- _Records to use_
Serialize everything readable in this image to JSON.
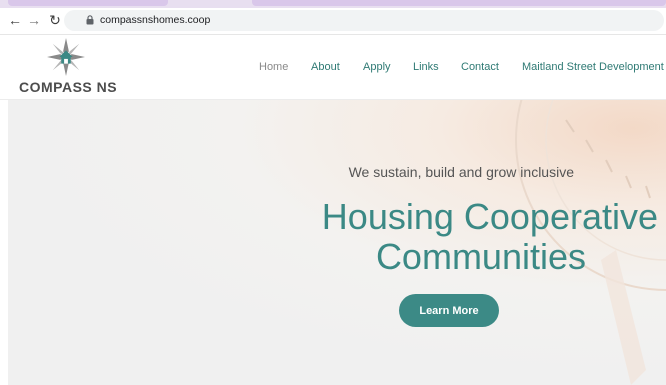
{
  "browser": {
    "url": "compassnshomes.coop"
  },
  "site": {
    "logo_text": "COMPASS NS",
    "nav": [
      {
        "label": "Home"
      },
      {
        "label": "About"
      },
      {
        "label": "Apply"
      },
      {
        "label": "Links"
      },
      {
        "label": "Contact"
      },
      {
        "label": "Maitland Street Development"
      }
    ]
  },
  "hero": {
    "subtitle": "We sustain, build and grow inclusive",
    "heading_line1": "Housing Cooperative",
    "heading_line2": "Communities",
    "cta_label": "Learn More"
  },
  "colors": {
    "brand_teal": "#3b8985",
    "nav_teal": "#2f7a74"
  }
}
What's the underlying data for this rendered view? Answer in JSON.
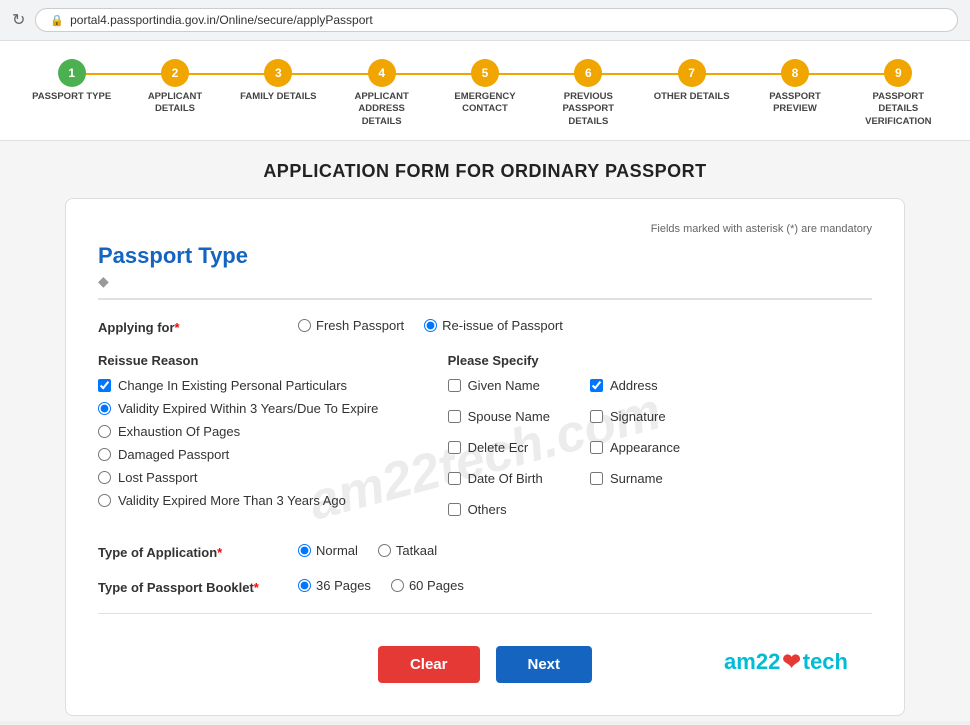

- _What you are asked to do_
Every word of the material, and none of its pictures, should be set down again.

- _Your solution_
Serialize everything readable in this image to JSON.
{
  "browser": {
    "url": "compassnshomes.coop"
  },
  "site": {
    "logo_text": "COMPASS NS",
    "nav": [
      {
        "label": "Home"
      },
      {
        "label": "About"
      },
      {
        "label": "Apply"
      },
      {
        "label": "Links"
      },
      {
        "label": "Contact"
      },
      {
        "label": "Maitland Street Development"
      }
    ]
  },
  "hero": {
    "subtitle": "We sustain, build and grow inclusive",
    "heading_line1": "Housing Cooperative",
    "heading_line2": "Communities",
    "cta_label": "Learn More"
  },
  "colors": {
    "brand_teal": "#3b8985",
    "nav_teal": "#2f7a74"
  }
}
What's the underlying data for this rendered view? Answer in JSON.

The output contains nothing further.